  • makes and keeps attendance notes of meetings and communications with the person on file.
15.3.5.

In all visits to people who might consider leaving a legacy to you in their will, you must make sure that your fundraiser does not act in any way that a reasonable person might judge to be threatening or as putting undue pressure or influence on the person.

15.4.Involvement of charitable institutions in making a will

In this section, ‘you’ means a charitable institution, but each of the standards applies equally to the employees, agents and subcontractors of the charitable institution.

15.4.1.

You (or your fundraiser) must not draft, or be directly involved in drafting, wills in your favour.

15.5. Fundraisers’ relationships with potential testators

In this section, ‘you’ means a charitable institution, unless we tell you otherwise.

Close relationships can develop between a fundraiser and a person considering leaving a legacy to a charitable institution. This can sometimes benefit the fundraiser rather than the charitable institution, and a legacy may be left to the individual fundraiser rather than to you as the charitable institution.

15.5.1.

If you are a fundraiser and you are offered a personal legacy (rather than to the charitable institution), you must explain to the person making the will that if they want to give a legacy to you personally, you must tell your line manager at your charitable institution about the gift.

15.5.2.

Your fundraisers must not take advantage of being employed by you to ask for a personal legacy. If you believe that a fundraiser has abused their position and has asked for a personal legacy, you must follow disciplinary procedures for dealing with these situations.

15.6.Paying for wills with charity funds

In this section, ‘you’ means a charitable institution, unless we tell you otherwise.

15.6.1.

There are considerable risks to you in paying the costs involved in making a will which includes a legacy to you, so it is discouraged. But if you want to do this, you:

  • must not insist that you receive a legacy or that you are appointed as executor in exchange for paying for the will; 
  • must always recommend to the person making the will that they should get independent legal advice; and
  • must make it clear to the person making the will that the solicitor or other will writer will be acting only in their interests and on their instructions.
Further guidance

15.7.After a legacy has been made

In this section, ‘you’ means a charitable institution, unless we tell you otherwise.

Ongoing contact with testators

15.7.1.

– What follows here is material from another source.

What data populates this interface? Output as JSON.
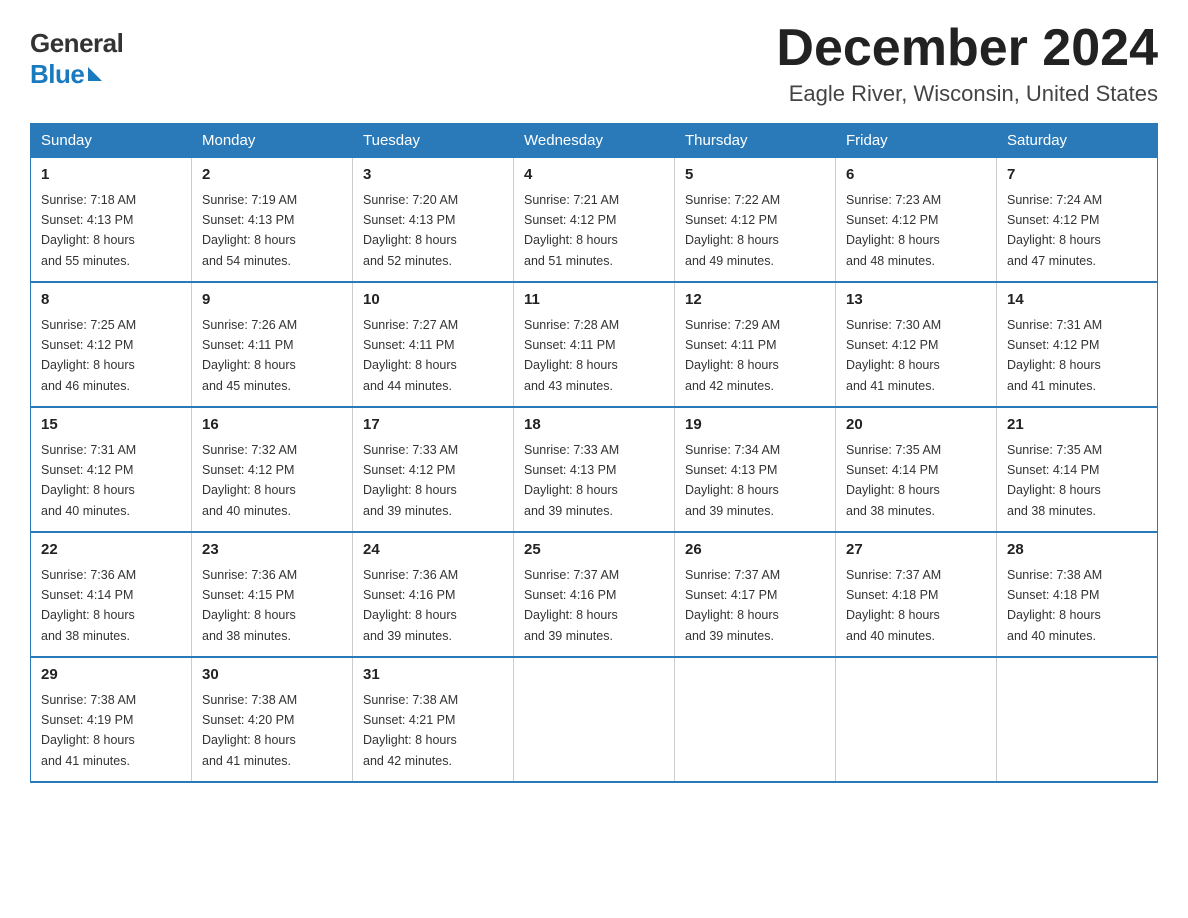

You must respect the wishes of the testator if they tell you they don’t want to receive any further marketing communications from you (which would include any fundraising requests) or, wherever possible, if they ask for a certain level of contact.

15.7.2.

If a testator asks you to explain to family members why they are not included in their will, you must refuse or say that you can only explain why you need the legacy.

Legacies where conditions or restrictions apply

15.7.3.

If you can meet the conditions and you accept a legacy, you must follow those conditions.

15.7.4.

If a legacy is left under the condition that it is used for a particular purpose or project, but you cannot meet that condition, you must contact the testator’s personal representatives before accepting the legacy.

15.7.5.

If you are a charity and receive a legacy for a specific purpose, you must contact the Charity Commission for England and Wales, OSCR or Charity Commission for Northern Ireland (as appropriate) for help if: 

  • the purpose has been fulfilled or otherwise provided for; 
  • the money or gift can no longer be used for that purpose; 
  • the purpose is no longer a charitable purpose; or 
  • the intended purpose has stopped being a suitable and effective use of the money or does not provide a use for all the money.
15.7.6.

If a legacy is left under the condition that it is used for a particular purpose, you must not use the legacy for a different purpose without proper authority from the Charity Commission for England and Wales, OSCR or Charity Commission for Northern Ireland, or the Attorney General for Northern Ireland.

Recognising legacies

15.7.7.

You must respect the testator’s or their estate’s wishes about any public recognition of the gift.